“Amber, can you come here real quickly.” Reluctantly, I walk over and notice my mom’s music book. For what seems like the millionth time in the past couple days, I again am speechless.
“I found this music book and thought that maybe you’d like to play. You know, like old times. You used to have such joy playing with your mom I thought you’d want to play again.”
I can’t even respond to him. I’m so angry; all I can see is red. I can feel my face heating up and I all can do to not throw something is walk away. So that’s what I do; start to do anyways.
“Amber, just come try,” my dad says to me.
“Why do you do this?” I ask. I can feel where this is going and I can’t stop. The words pile out like vomit and the stench is overwhelming. I start picking up things around the house and just throwing them. Not in his direction but every direction. I pick up vases and picture frames and books. The entire time he doesn’t even flinch. He just keeps his eyes fixated on me.
“You are not here for entire weeks at a time and then when you are here all you want to do is pressure me into doing what I don’t want to do. Don’t you get it? I don’t want to play anymore, all right? Do you not understand how hard it is for me to even think about playing? This was her thing. Hers. Every time I pass by a music store, my heart aches. Every time I even watch a music video, it reminds me of her. Every melody that rings loud, every note of every song of every musician reminds me of her. I can’t do it without her. More it importantly, I won’t do it. You don’t know what it’s like for me: playing the piano used to make me so happy and now it is the one thing that hurts me the most. Then you decide to buy this stupid piano. How could you?!”
Tears fill up my eyes and I can feel a rush of water trying to rush out of a dam. He gets up and stands in front of me unmoving and not saying a word.
“Every time I see this piano, I can’t breathe. Literally, air gets trapped in my throat and all I can think about is her.”
I am now officially crying and he puts his arms around me. I start sobbing and in between the heaving, all I can manage out is “I miss her so much.”

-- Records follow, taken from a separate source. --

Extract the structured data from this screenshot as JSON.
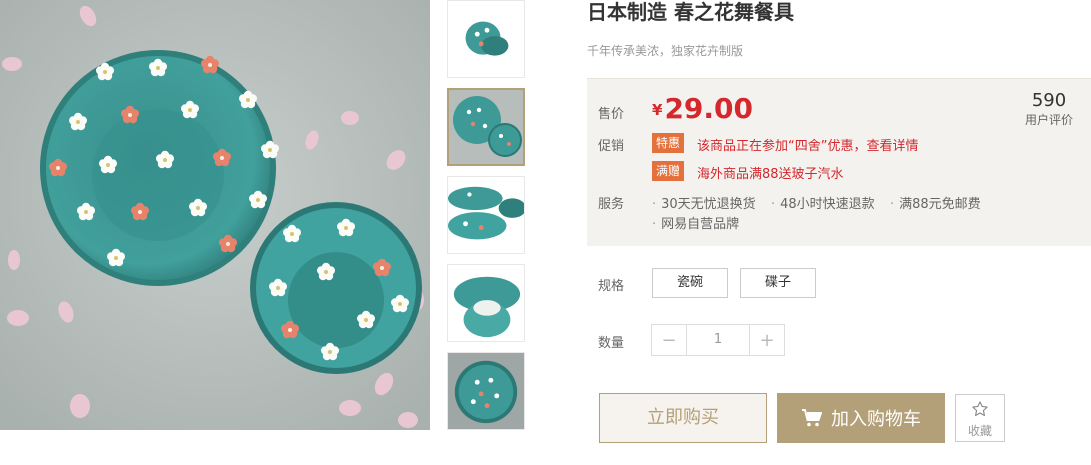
{
  "product": {
    "title": "日本制造 春之花舞餐具",
    "subtitle": "千年传承美浓，独家花卉制版"
  },
  "gallery": {
    "main_alt": "product-photo-bowls",
    "active_index": 1,
    "thumbnails": [
      "thumb-bowl-stack",
      "thumb-bowls-top",
      "thumb-bowls-side",
      "thumb-bowl-bottom",
      "thumb-bowl-flowers"
    ]
  },
  "price_box": {
    "price_label": "售价",
    "currency": "¥",
    "price": "29.00",
    "review_count": "590",
    "review_label": "用户评价",
    "promo_label": "促销",
    "promos": [
      {
        "tag": "特惠",
        "text": "该商品正在参加“四舍”优惠，查看详情"
      },
      {
        "tag": "满赠",
        "text": "海外商品满88送玻子汽水"
      }
    ],
    "service_label": "服务",
    "services": [
      "30天无忧退换货",
      "48小时快速退款",
      "满88元免邮费",
      "网易自营品牌"
    ]
  },
  "spec": {
    "label": "规格",
    "options": [
      "瓷碗",
      "碟子"
    ]
  },
  "quantity": {
    "label": "数量",
    "value": "1",
    "minus": "−",
    "plus": "+"
  },
  "actions": {
    "buy_now": "立即购买",
    "add_to_cart": "加入购物车",
    "favorite": "收藏"
  },
  "colors": {
    "accent": "#b4a078",
    "price_red": "#d4282d",
    "promo_tag": "#e4703c",
    "bowl_teal": "#3d9a96"
  }
}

It’s been two weeks since my anger and sadness overtook me and I yelled at my dad. I expected him to get angry or concerned that I would have the same outcome as my mom but he didn’t. He let me cry. He just held me and let me cry. He didn’t try to convince me of my feelings or talk me out of what it was I was feeling. Instead, he did something I’ve been needing the most from him: he listened. I talked to him about how hard the past three years have been on me and never did he interrupt me. While I was looking at his face, I was moved to do something I haven’t done either: I asked him about the past three years for him. All this time I’ve been caught up on my own sorrow and my own unhappiness, I never thought how hard it’s been for my dad. Every single time he sees me, it’s a reminder of my mom and how he couldn’t save her. That’s why he’s been pushing so hard, that’s why he’s been so insistent on me returning to the piano; he’s been trying to save me.
My dad has now put me in therapy. We have sessions together and I have some apart. It turns out talking is the one thing I’ve been in need of this entire time. Although my dad tried to make me go to therapy before I never listened. I always thought talking about it would make it hurt more. It’s been three years without my mom. I felt like an orphan the moment she left. Now, I don’t feel as alone.